____ INFORMATION SHOWN

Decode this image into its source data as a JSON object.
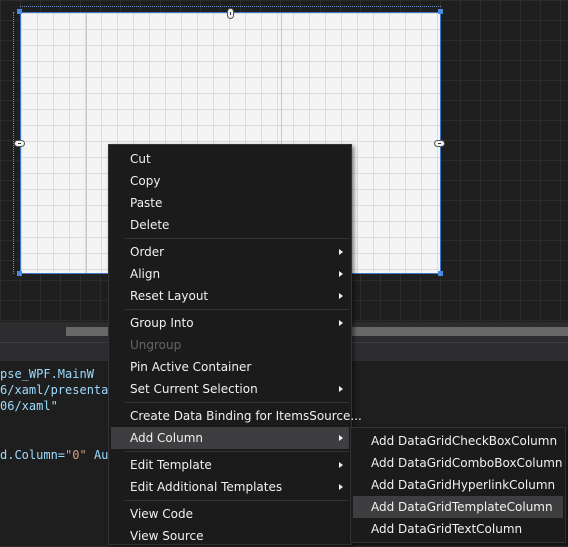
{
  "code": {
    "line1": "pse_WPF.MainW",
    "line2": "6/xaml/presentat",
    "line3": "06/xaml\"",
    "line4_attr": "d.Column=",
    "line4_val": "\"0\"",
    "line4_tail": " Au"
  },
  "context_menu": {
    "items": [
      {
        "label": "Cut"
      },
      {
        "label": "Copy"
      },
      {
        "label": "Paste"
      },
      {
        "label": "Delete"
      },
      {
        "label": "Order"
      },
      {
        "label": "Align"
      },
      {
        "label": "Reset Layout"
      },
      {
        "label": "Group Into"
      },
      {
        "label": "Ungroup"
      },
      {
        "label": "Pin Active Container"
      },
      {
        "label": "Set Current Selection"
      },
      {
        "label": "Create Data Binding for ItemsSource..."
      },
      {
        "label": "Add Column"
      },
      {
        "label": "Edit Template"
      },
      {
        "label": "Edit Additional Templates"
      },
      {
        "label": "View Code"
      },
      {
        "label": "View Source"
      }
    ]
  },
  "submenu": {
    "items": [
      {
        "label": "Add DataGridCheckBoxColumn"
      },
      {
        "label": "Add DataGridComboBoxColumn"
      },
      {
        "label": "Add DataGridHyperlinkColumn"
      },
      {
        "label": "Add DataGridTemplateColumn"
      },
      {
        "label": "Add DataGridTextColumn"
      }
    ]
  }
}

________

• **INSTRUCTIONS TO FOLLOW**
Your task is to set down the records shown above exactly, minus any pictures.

• **RESULT FOR THIS TASK**
Decode this image into its source data as a JSON object.
{
  "code": {
    "line1": "pse_WPF.MainW",
    "line2": "6/xaml/presentat",
    "line3": "06/xaml\"",
    "line4_attr": "d.Column=",
    "line4_val": "\"0\"",
    "line4_tail": " Au"
  },
  "context_menu": {
    "items": [
      {
        "label": "Cut"
      },
      {
        "label": "Copy"
      },
      {
        "label": "Paste"
      },
      {
        "label": "Delete"
      },
      {
        "label": "Order"
      },
      {
        "label": "Align"
      },
      {
        "label": "Reset Layout"
      },
      {
        "label": "Group Into"
      },
      {
        "label": "Ungroup"
      },
      {
        "label": "Pin Active Container"
      },
      {
        "label": "Set Current Selection"
      },
      {
        "label": "Create Data Binding for ItemsSource..."
      },
      {
        "label": "Add Column"
      },
      {
        "label": "Edit Template"
      },
      {
        "label": "Edit Additional Templates"
      },
      {
        "label": "View Code"
      },
      {
        "label": "View Source"
      }
    ]
  },
  "submenu": {
    "items": [
      {
        "label": "Add DataGridCheckBoxColumn"
      },
      {
        "label": "Add DataGridComboBoxColumn"
      },
      {
        "label": "Add DataGridHyperlinkColumn"
      },
      {
        "label": "Add DataGridTemplateColumn"
      },
      {
        "label": "Add DataGridTextColumn"
      }
    ]
  }
}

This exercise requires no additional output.